Is it possible to resolve anything on the Internet?
Is it possible to reach a consensus on the Internet?
Almost surely not.
Then why write and read blogs?
For me, blogs are useful records of the things I’m working on, what I read, and my thoughts, a sort of easily accessible journal that, apparently, other people are interested in. So far, there have been about 150,000 hits on my blogs and hundreds of people read them every day, mostly from the U.S. but also from many other countries around the world.
Marketing experts know it takes many impressions to influence thinking and behavior. Most people are not going to change their minds even in the face of new information, but a few do. Impressions can accumulate until a tipping point can be reached. One blog post might make the difference, like the last snowflake that causes an avalanche.
There’s a clever post about the challenge of persuasion on another blog, here. Ardis Parshall writes:
“This classic xkcd webcomic (#386, Duty Calls) captures the common online absurdity of exerting great effort to prove to a stranger that he is wrong and you are right about something that doesn’t matter to anyone. I mean, who would do something like that?”
So is there a reason to blog other than journaling?
I think so.
As I’ve discussed many times, one of the biggest obstacles to reaching consensus in any field is lack of open communication and exchange of ideas. Whenever possible, people tend to prefer confirming their biases as opposed to changing their minds. This may be even more true of scholars, academics and educators than of the general public, for the obvious reason that the intellectuals have much more invested in their beliefs.
To confirm their biases, scholars, academics and educators tend to establish and perpetuate closed systems. A college campus, for example, is a closed system; faculty are hired based on shared academic assumptions and credentials, and students are admitted based on shared objectives and beliefs in the value of the established academic assumptions and credentials.

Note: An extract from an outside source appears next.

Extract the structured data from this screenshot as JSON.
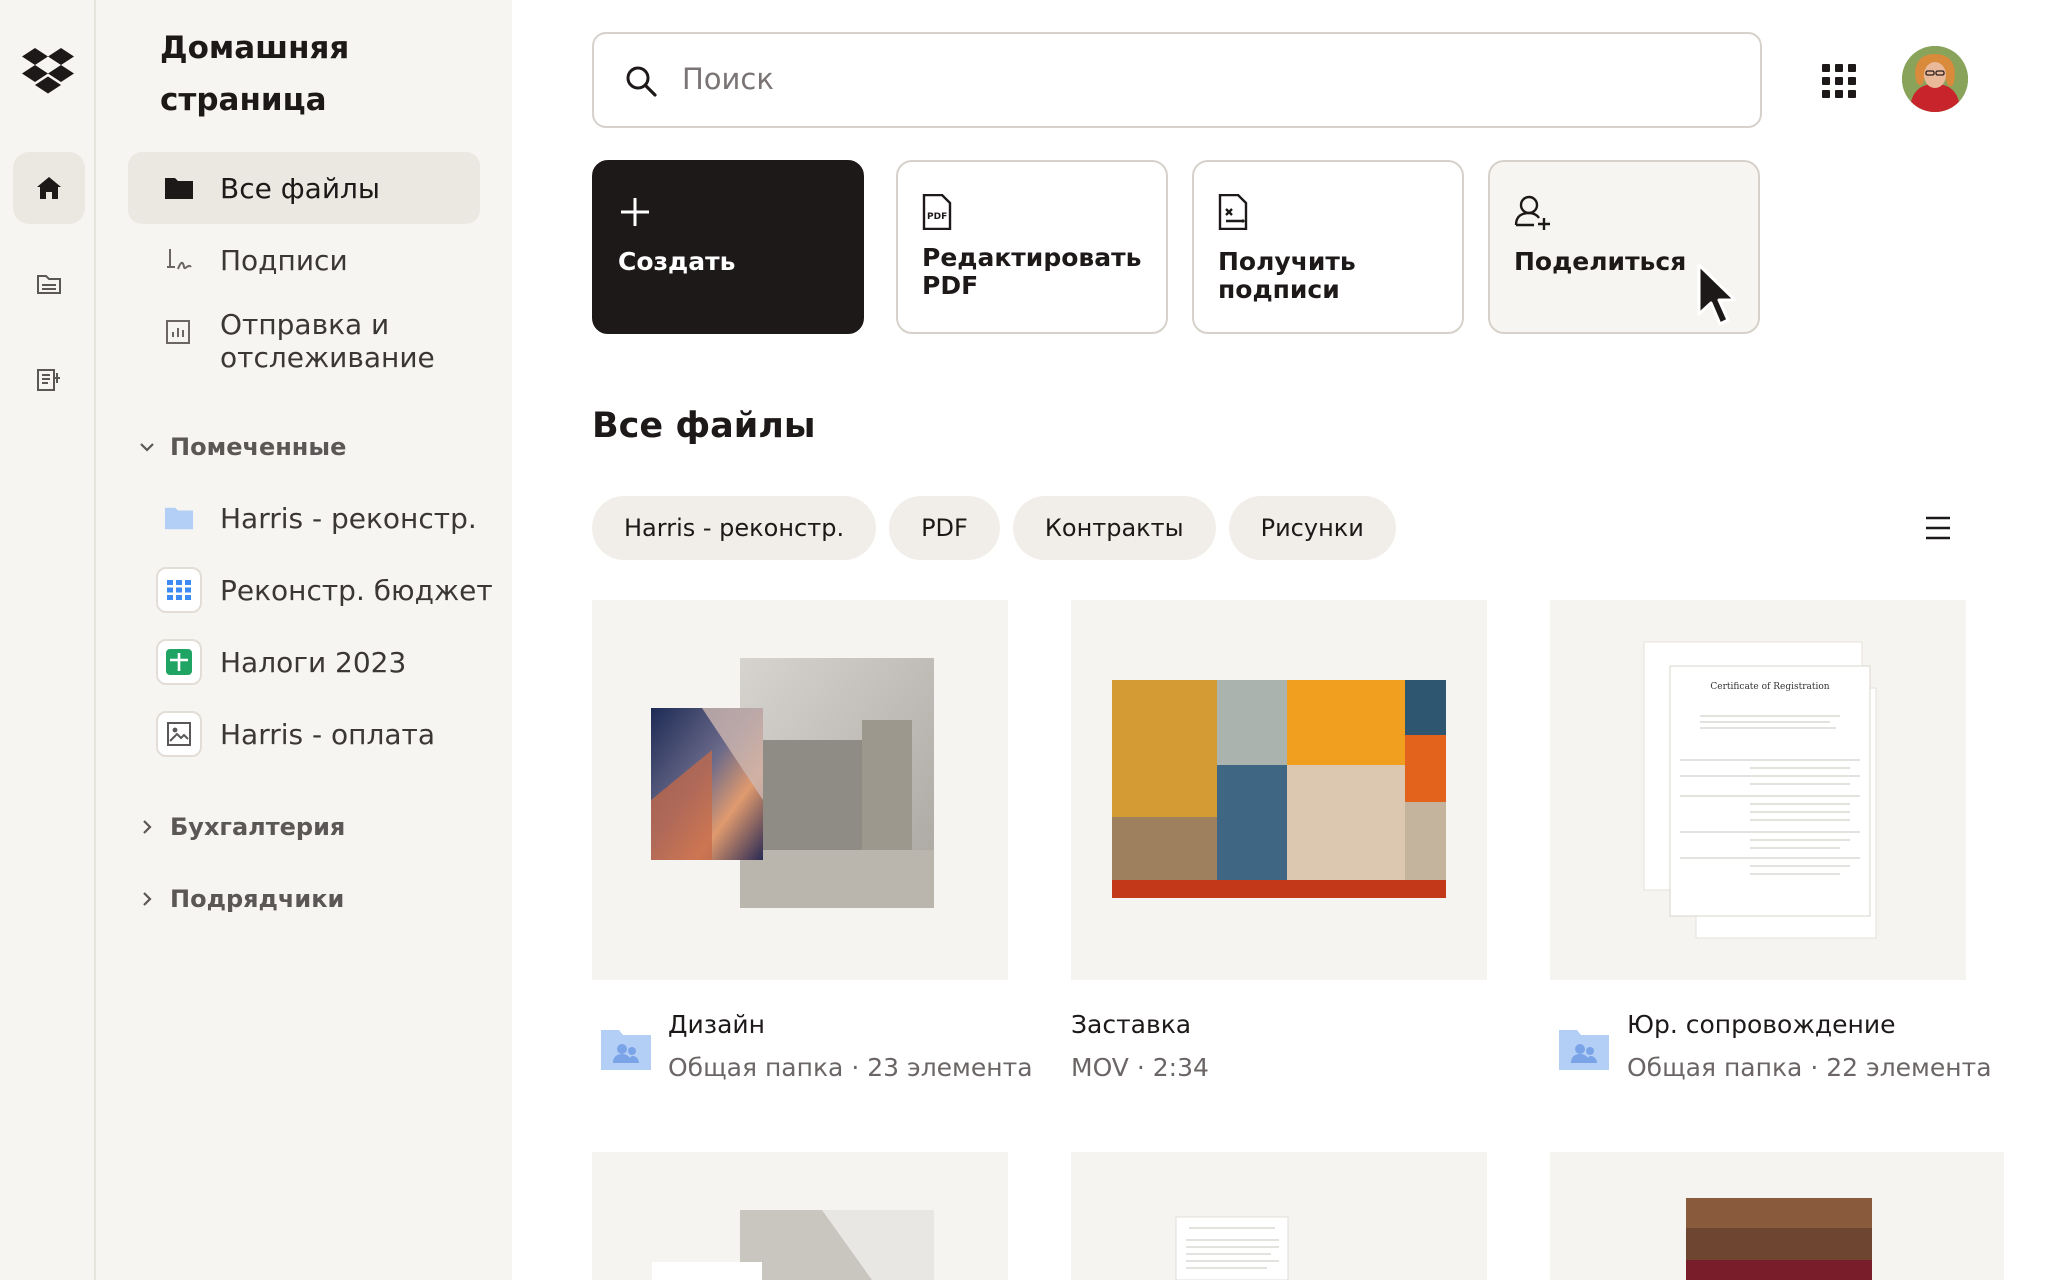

The LDS citation cartel is a prime example, of course, since the cartel’s concept of “peer review” is essentially “peer approval” by a small group of like-minded academics who resist intrusion (or even participation) by outsiders who challenge their shared assumptions.
Because the academic citation cartel exists to confirm the shared biases of cartel members, the cartel is able to impose their assumptions and beliefs on others through the educational system. Their assumptions about Church history (i.e., that Joseph and Oliver were confused speculators who misled the Church about the New York Cumorah) and about Book of Mormon geography (i.e., that Mesoamerica is the only viable setting) have come to dominate LDS thought because the cartel members have successfully excluded alternative assumptions from BYU and CES. Consequently, everyone is taught the same assumptions, and they continue ad infinitum.
The Internet is one of the only ways to bypass the cartel and communicate new ideas. Cartel members understand this, which is why the citation cartel exists in the first place. They know that most members of the Church, when faced with a choice between the academics on one hand and Joseph and Oliver on the other, will choose Joseph and Oliver.
Given a choice, most members of the Church would reject the two-Cumorahs theory. For that reason, the citation cartel relegates the two-Cumorahs theory to isolated comments in academic writings and subliminal teaching such as the display on Temple Square and the images in the missionary editions of the Book of Mormon.
|In Joseph Smith’s day, everyone knew there was one Cumorah and it was in New York.|
|In our day, LDS academics reject what Joseph and Oliver said, replacing it with the idea that there are two Cumorahs; Mormon’s Cumorah is in Mesoamerica, and Moroni’s Cumorah in New York.|
I doubt this post will be the snowflake that causes an avalanche, but hopefully it will add to the accumulation of ideas that weighs on the citation cartel. Eventually, I trust, a consensus about Church history and Book of Mormon geography will develop.
Source: Book of Mormon Concensus